▸ **Task item**: Your answer should be one number, the count of lines in the entries holding the word "ShaLi".

━━━━

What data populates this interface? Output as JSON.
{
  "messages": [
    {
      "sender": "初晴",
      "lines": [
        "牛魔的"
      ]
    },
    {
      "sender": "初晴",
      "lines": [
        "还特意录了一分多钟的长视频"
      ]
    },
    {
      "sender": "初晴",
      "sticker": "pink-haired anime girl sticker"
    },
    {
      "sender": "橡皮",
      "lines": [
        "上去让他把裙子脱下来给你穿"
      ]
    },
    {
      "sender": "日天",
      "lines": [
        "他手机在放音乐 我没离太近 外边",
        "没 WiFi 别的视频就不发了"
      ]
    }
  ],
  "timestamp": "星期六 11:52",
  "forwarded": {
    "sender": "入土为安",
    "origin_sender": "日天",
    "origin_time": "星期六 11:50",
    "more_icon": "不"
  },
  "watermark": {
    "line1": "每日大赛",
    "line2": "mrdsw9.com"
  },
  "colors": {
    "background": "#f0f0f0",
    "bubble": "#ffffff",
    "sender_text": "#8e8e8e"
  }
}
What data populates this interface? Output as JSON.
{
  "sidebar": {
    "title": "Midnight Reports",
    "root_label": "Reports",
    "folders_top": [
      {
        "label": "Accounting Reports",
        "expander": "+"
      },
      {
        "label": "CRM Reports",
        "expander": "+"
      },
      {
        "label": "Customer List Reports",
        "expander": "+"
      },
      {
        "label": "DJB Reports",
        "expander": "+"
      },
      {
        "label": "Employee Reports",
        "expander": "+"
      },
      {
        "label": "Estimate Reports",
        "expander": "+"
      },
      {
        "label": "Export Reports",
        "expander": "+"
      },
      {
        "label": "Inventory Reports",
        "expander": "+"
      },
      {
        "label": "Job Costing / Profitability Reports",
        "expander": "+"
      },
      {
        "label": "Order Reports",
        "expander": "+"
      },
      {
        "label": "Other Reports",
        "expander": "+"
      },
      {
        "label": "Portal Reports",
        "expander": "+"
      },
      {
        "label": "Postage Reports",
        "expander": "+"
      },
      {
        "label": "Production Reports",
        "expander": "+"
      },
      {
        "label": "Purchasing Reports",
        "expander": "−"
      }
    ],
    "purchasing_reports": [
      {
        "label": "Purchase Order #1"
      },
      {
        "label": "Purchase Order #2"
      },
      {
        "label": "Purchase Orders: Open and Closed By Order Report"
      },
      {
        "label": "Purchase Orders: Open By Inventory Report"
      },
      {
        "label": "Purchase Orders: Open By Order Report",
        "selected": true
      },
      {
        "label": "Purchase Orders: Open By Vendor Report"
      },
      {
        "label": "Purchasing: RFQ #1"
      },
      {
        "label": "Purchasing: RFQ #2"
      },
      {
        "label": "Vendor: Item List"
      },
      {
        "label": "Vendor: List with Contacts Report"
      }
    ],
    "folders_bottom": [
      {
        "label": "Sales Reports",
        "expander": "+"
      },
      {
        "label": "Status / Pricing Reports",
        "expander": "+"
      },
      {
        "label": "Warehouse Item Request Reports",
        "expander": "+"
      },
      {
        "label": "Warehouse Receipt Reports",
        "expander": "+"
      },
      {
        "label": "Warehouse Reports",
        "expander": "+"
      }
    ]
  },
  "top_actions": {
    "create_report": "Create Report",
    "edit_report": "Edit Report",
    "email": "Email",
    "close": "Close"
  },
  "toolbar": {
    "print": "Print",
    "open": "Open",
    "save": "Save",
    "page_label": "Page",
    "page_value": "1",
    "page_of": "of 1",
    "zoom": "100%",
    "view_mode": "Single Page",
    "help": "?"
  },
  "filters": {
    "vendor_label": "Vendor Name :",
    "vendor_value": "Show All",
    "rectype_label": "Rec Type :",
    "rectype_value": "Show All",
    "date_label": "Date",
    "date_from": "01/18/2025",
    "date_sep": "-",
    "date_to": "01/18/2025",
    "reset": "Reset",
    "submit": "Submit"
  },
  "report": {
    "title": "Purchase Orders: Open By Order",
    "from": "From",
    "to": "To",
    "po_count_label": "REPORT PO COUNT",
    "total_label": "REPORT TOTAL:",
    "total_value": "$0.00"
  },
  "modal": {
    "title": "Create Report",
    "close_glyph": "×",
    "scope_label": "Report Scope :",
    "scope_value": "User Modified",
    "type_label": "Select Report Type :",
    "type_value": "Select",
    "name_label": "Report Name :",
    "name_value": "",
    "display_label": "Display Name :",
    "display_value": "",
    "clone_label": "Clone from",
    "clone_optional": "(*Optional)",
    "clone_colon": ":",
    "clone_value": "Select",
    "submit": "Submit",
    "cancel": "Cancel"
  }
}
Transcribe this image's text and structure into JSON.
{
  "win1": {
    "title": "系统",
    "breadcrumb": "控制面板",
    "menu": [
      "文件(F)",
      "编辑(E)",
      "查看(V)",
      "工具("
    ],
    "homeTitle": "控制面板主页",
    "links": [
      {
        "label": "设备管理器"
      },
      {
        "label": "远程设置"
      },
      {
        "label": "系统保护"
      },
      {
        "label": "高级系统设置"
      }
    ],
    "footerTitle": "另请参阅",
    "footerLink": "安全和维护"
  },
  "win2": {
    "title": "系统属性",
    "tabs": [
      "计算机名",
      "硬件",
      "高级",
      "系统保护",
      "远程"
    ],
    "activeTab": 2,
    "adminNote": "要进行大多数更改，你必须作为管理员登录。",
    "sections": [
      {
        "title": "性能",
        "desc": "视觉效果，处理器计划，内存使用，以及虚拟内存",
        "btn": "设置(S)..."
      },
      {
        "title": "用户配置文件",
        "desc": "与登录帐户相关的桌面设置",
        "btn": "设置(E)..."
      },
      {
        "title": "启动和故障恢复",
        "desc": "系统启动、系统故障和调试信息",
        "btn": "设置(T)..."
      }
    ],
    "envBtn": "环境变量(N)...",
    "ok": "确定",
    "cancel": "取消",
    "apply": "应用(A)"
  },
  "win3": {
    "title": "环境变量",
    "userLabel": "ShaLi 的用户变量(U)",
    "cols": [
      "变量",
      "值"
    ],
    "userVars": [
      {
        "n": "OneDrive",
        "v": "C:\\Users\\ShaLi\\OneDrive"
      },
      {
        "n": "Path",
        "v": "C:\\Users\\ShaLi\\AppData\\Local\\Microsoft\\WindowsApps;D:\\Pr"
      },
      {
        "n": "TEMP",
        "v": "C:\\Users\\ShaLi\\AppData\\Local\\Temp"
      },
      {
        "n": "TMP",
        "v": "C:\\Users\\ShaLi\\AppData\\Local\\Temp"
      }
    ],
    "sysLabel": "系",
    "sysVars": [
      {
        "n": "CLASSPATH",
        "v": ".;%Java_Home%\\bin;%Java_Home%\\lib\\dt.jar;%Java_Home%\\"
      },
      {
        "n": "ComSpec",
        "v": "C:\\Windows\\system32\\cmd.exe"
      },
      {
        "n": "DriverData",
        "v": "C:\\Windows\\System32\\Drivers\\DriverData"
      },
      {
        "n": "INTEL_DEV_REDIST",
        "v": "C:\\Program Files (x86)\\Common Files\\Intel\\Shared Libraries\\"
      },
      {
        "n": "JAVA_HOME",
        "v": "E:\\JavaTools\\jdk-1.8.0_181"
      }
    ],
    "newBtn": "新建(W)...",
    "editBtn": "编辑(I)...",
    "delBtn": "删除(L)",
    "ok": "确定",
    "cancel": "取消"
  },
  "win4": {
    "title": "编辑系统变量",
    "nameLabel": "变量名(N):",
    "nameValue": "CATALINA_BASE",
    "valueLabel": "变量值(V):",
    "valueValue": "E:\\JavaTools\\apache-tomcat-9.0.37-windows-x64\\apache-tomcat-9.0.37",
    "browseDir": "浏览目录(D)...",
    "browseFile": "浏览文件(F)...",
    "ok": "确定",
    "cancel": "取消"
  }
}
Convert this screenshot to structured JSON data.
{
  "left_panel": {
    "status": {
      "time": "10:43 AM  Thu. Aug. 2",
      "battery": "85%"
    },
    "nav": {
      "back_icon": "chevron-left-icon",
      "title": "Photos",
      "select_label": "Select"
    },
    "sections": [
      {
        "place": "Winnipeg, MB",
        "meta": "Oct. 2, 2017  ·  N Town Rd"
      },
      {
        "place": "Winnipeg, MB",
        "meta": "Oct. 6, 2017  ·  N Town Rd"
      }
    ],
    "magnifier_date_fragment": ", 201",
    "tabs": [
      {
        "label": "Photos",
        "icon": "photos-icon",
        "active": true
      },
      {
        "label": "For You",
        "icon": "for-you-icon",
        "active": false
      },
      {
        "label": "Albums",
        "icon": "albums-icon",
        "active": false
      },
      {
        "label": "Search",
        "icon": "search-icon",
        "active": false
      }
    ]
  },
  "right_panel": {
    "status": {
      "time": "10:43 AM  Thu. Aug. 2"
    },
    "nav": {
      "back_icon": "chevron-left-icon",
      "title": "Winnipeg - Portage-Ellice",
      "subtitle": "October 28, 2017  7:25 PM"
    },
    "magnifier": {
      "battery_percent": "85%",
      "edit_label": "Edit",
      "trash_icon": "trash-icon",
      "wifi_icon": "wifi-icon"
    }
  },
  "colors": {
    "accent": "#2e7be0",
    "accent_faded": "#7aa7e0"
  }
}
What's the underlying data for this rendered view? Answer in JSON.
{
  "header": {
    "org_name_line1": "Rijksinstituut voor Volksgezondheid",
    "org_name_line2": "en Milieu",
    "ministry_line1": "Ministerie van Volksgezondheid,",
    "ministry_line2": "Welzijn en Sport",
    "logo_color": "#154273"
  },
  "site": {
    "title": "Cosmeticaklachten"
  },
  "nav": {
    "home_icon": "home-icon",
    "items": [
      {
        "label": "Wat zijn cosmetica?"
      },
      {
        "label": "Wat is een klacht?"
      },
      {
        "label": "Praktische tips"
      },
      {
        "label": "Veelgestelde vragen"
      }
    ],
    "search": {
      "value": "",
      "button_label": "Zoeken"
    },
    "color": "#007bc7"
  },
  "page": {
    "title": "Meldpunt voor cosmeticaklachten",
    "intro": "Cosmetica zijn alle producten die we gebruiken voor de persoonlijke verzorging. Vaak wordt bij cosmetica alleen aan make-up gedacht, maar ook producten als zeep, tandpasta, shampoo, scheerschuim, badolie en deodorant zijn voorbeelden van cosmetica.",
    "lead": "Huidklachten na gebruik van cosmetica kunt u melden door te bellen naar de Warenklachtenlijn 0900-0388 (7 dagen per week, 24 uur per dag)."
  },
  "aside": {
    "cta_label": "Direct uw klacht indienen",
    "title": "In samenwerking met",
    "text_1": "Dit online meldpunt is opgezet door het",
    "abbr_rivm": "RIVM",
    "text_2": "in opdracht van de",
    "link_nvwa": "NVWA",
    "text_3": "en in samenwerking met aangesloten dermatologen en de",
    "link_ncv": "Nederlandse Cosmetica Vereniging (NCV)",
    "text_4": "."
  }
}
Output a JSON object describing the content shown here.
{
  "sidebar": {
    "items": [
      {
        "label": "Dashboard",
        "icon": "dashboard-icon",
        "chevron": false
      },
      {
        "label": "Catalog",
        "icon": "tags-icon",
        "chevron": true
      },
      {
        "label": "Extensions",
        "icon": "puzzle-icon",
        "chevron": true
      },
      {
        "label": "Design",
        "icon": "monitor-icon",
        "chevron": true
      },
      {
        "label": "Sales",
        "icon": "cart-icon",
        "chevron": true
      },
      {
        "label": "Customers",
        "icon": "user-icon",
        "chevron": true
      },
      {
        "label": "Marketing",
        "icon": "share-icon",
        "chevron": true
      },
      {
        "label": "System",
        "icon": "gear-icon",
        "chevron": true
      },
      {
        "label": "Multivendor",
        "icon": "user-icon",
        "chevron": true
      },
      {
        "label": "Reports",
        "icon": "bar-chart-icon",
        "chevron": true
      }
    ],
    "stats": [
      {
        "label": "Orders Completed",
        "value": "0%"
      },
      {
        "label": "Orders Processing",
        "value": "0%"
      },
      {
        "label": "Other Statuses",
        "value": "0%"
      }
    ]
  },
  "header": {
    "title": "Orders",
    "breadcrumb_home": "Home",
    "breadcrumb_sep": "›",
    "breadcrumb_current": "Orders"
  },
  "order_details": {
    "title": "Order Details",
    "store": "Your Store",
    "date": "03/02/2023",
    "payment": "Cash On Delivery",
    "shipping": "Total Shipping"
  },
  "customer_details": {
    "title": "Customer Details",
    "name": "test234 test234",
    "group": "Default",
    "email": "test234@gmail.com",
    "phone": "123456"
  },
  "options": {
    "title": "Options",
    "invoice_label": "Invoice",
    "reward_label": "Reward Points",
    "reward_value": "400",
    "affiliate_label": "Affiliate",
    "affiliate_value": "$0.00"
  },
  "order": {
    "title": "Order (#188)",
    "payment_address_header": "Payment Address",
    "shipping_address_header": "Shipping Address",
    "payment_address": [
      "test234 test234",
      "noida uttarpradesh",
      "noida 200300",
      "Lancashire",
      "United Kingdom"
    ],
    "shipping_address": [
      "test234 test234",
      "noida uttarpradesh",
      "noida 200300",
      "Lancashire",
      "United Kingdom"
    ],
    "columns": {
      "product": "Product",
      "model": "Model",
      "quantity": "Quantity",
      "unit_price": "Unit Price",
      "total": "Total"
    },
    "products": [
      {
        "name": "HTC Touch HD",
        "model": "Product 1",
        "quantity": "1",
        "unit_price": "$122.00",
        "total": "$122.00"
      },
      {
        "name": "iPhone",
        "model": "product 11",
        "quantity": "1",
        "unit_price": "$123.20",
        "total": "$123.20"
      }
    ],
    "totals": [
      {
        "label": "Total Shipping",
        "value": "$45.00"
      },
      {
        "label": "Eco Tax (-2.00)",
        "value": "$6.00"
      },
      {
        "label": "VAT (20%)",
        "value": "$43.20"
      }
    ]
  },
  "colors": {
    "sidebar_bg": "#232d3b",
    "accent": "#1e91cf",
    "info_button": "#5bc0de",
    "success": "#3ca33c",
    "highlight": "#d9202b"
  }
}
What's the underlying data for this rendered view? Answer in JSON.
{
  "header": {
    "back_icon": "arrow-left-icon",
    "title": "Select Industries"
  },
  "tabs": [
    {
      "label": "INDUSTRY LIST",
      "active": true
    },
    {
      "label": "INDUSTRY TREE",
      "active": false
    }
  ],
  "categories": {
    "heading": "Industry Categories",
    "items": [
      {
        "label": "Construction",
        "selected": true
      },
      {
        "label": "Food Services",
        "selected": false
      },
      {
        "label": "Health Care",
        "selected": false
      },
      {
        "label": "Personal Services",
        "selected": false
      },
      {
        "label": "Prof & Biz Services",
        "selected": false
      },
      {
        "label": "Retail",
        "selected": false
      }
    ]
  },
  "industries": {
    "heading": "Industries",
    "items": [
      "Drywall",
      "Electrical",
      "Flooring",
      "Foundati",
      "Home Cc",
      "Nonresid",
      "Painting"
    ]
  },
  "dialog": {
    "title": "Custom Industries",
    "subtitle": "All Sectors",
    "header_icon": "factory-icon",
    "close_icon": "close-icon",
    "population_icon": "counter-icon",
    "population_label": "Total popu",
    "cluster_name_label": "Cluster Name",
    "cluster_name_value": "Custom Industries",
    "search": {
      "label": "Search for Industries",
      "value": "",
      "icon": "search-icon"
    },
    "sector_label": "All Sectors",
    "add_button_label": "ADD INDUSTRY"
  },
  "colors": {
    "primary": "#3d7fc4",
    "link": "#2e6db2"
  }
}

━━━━

▸ **Task answer**: 5